Element data from apps and pages
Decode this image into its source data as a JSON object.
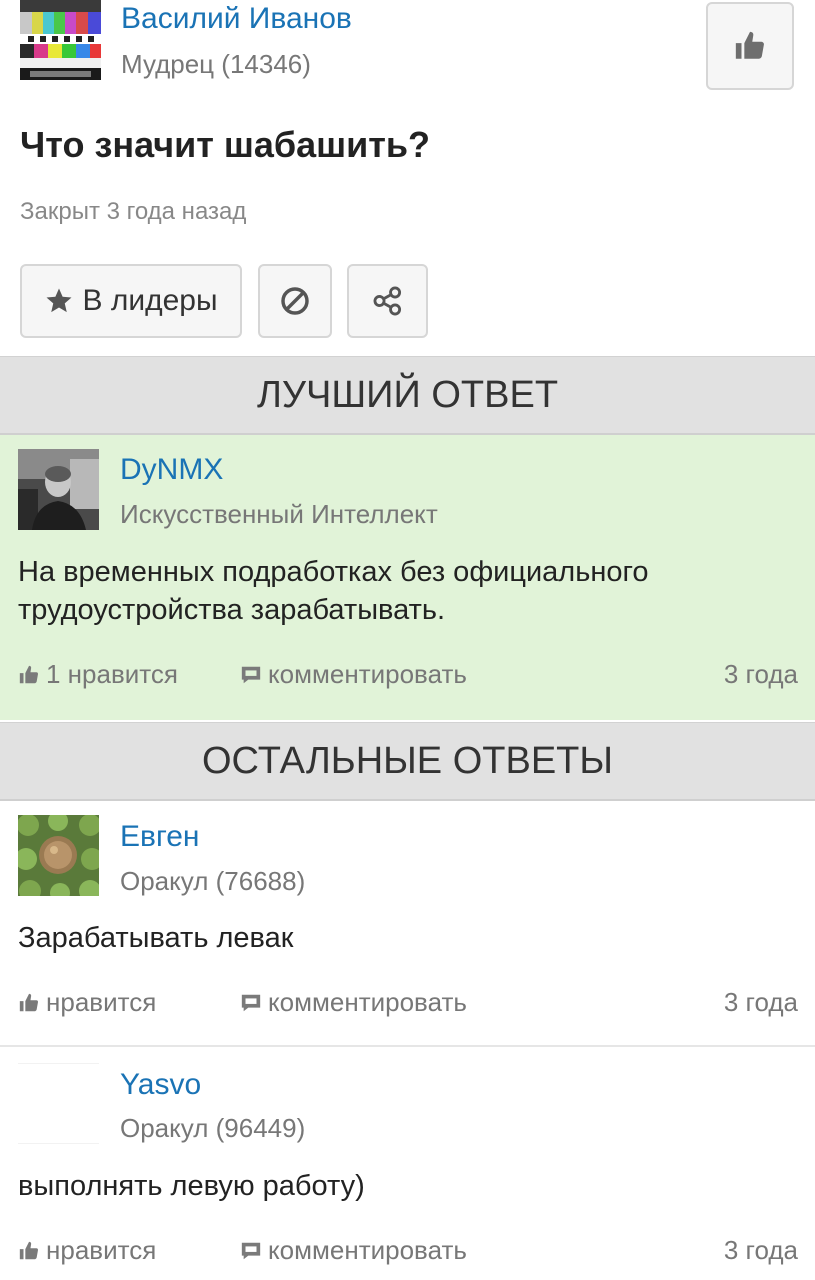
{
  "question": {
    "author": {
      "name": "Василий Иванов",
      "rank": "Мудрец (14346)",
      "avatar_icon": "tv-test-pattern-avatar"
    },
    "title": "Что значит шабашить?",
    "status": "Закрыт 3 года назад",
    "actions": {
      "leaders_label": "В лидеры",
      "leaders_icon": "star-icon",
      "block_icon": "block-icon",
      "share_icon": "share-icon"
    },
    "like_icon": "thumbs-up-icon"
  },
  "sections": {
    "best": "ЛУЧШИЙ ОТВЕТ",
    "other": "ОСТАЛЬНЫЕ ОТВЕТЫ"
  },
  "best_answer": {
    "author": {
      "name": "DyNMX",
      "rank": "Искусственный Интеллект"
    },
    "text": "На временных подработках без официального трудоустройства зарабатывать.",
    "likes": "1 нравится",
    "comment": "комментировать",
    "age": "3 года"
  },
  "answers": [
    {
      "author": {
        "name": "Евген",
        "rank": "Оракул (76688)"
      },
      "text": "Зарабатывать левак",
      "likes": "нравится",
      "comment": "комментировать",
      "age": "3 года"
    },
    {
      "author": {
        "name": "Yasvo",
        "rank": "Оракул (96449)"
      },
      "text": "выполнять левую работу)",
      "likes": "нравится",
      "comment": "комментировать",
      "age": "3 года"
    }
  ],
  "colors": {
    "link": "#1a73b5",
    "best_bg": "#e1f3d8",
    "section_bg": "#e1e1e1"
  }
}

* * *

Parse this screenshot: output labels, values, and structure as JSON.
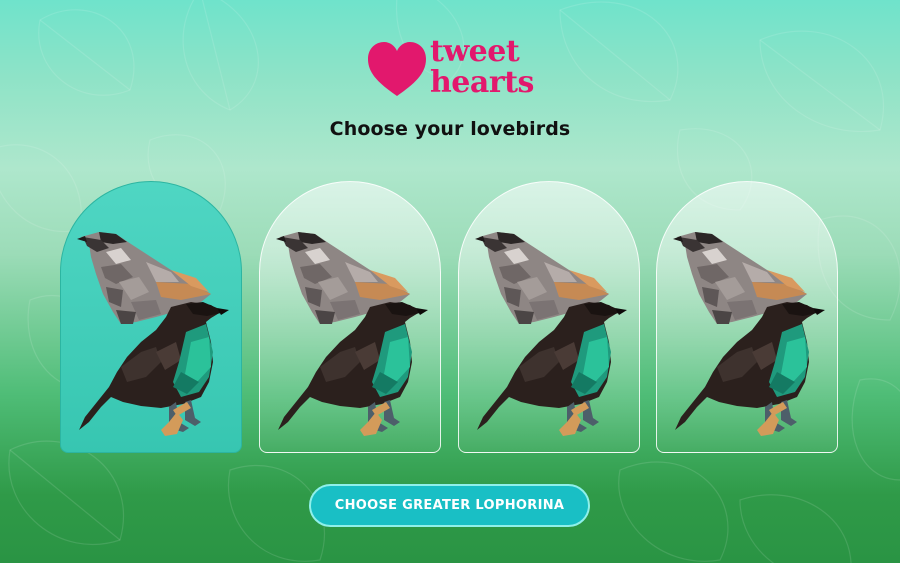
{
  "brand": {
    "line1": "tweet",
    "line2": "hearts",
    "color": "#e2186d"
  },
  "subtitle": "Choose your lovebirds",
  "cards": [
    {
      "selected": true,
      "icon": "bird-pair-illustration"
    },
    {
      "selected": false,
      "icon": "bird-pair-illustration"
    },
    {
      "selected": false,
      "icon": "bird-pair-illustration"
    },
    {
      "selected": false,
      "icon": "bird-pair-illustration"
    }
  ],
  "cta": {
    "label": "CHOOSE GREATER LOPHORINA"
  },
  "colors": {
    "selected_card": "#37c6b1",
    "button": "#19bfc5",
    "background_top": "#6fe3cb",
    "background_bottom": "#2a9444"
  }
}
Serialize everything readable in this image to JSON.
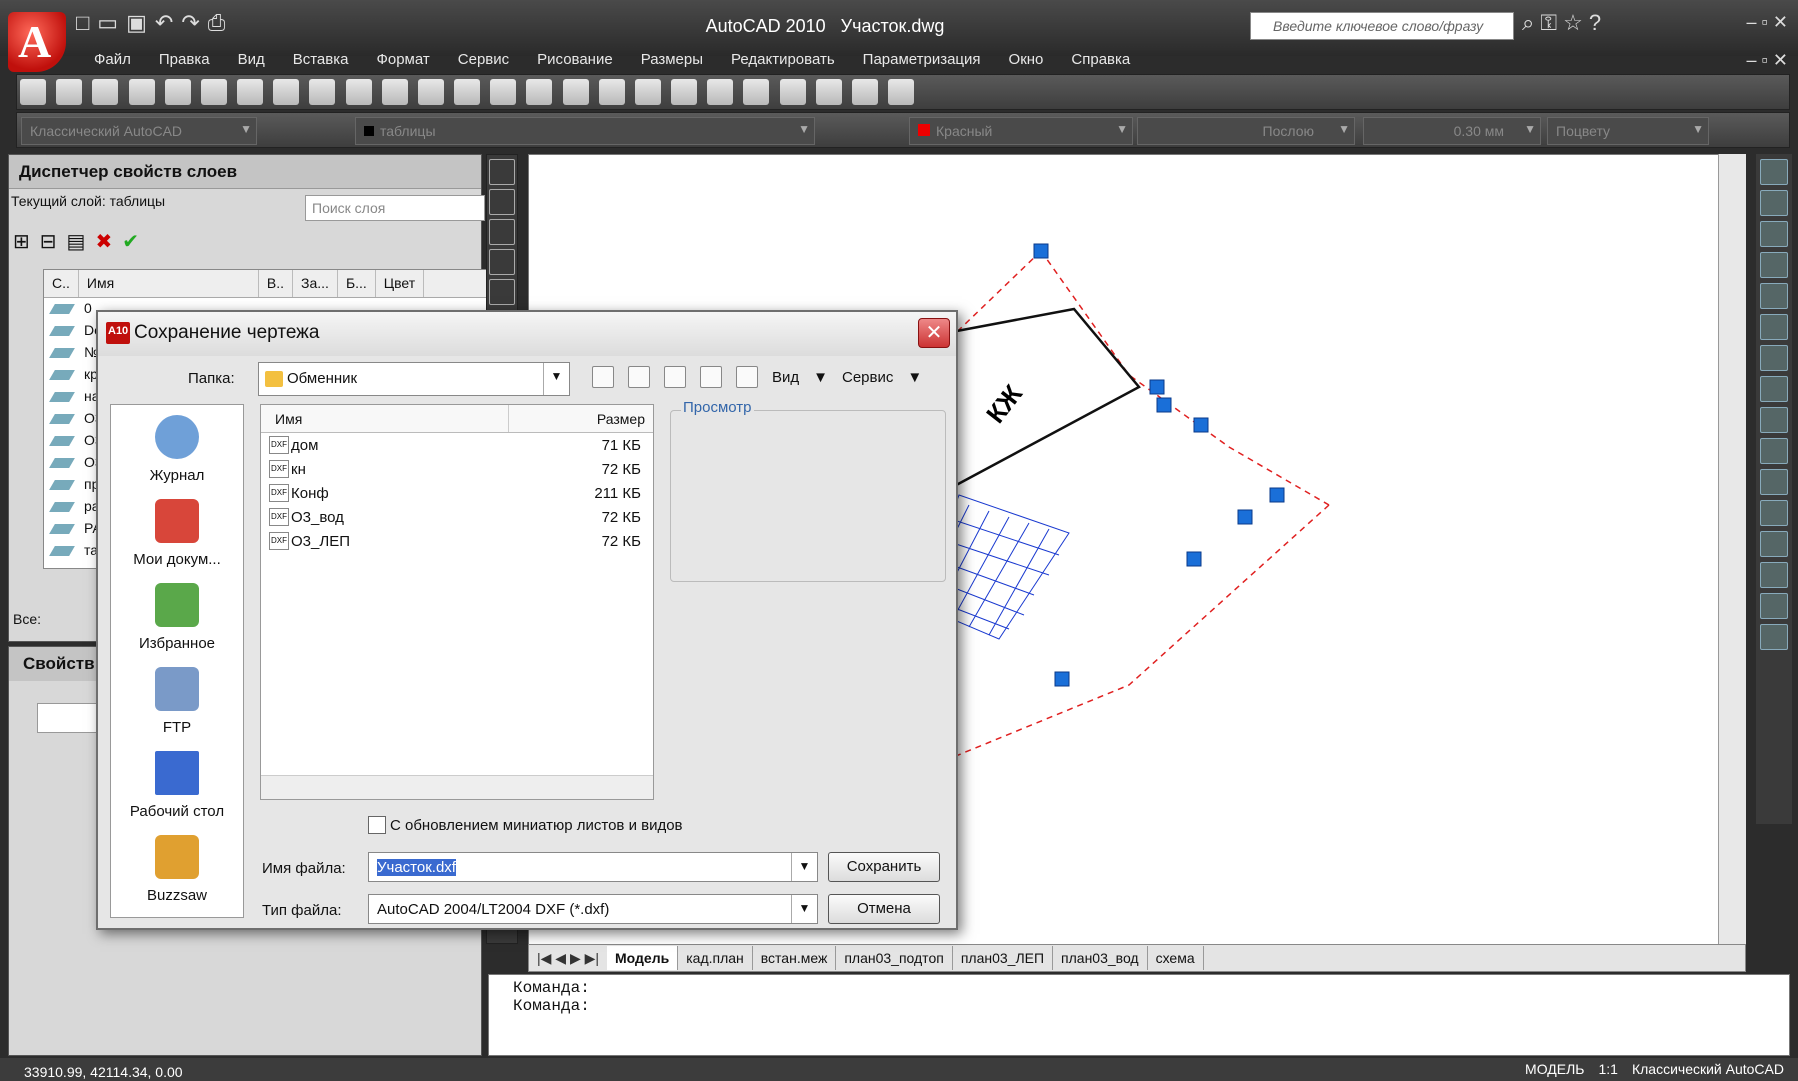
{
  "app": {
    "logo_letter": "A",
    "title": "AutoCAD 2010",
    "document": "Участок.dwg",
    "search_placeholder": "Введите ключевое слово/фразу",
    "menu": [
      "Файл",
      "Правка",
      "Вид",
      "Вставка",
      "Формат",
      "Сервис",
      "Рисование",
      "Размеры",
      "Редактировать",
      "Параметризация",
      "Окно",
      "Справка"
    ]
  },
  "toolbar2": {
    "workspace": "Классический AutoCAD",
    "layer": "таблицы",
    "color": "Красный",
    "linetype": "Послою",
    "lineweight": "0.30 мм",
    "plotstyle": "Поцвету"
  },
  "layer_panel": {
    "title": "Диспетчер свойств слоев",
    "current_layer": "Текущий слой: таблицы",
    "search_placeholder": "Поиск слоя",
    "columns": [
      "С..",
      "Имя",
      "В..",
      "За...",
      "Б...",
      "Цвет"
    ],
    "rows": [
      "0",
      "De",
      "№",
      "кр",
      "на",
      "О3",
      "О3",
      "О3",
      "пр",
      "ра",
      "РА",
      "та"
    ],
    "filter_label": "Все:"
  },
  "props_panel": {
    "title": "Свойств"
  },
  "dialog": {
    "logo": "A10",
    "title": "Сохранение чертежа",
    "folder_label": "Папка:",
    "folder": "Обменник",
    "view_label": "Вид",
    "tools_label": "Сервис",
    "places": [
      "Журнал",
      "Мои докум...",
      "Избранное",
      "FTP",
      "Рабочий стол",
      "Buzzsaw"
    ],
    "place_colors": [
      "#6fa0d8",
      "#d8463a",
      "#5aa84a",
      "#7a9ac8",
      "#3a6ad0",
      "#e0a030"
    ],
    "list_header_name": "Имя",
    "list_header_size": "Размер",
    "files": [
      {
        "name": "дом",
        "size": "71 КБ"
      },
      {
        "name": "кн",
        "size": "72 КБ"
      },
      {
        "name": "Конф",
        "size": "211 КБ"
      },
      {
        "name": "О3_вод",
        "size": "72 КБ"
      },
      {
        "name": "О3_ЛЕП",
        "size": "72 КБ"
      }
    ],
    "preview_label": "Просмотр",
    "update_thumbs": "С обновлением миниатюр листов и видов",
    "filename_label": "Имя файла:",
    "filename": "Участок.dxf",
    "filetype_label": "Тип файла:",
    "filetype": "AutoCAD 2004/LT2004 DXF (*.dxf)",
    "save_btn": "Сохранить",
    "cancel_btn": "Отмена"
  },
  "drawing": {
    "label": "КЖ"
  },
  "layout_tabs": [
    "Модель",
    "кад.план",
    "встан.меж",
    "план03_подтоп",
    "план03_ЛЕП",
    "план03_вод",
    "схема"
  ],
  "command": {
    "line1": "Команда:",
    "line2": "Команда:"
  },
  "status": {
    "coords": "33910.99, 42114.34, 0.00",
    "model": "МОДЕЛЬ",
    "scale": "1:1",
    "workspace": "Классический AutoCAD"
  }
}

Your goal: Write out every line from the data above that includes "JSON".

Result:
Decode this image into its source data as a JSON object.
Parse this screenshot: output labels, values, and structure as JSON.
Serialize everything readable in this image to JSON.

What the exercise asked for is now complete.